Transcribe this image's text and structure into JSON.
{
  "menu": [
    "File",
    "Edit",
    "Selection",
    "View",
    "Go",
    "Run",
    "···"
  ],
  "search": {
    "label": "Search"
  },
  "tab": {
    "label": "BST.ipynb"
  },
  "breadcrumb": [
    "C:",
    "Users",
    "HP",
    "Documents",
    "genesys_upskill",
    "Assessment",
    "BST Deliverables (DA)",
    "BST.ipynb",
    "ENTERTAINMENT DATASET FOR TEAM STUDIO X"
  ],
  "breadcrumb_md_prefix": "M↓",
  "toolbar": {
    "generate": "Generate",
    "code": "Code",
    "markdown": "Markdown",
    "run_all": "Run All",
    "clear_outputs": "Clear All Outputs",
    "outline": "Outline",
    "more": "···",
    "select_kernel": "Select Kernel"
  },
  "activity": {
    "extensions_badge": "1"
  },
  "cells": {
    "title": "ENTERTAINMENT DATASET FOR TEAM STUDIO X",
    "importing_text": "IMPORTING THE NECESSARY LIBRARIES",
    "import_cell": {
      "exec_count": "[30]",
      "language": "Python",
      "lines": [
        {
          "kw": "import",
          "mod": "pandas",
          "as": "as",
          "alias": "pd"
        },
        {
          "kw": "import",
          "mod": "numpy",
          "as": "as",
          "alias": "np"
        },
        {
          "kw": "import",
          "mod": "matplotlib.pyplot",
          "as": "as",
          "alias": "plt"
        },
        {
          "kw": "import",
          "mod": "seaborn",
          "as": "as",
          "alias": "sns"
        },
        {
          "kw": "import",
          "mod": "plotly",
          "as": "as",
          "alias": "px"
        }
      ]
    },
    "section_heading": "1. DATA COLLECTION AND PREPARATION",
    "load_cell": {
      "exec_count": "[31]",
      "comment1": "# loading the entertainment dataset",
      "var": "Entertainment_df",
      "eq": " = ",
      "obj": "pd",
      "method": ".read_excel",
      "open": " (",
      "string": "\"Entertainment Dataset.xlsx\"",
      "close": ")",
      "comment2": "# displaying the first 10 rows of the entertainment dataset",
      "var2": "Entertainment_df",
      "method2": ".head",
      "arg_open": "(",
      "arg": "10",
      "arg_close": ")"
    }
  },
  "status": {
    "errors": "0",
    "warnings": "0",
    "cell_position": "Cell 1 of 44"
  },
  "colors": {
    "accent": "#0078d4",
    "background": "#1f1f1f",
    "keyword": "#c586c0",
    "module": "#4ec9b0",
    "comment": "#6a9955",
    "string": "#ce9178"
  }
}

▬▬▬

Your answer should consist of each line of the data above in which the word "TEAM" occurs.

    "ENTERTAINMENT DATASET FOR TEAM STUDIO X"
    "title": "ENTERTAINMENT DATASET FOR TEAM STUDIO X",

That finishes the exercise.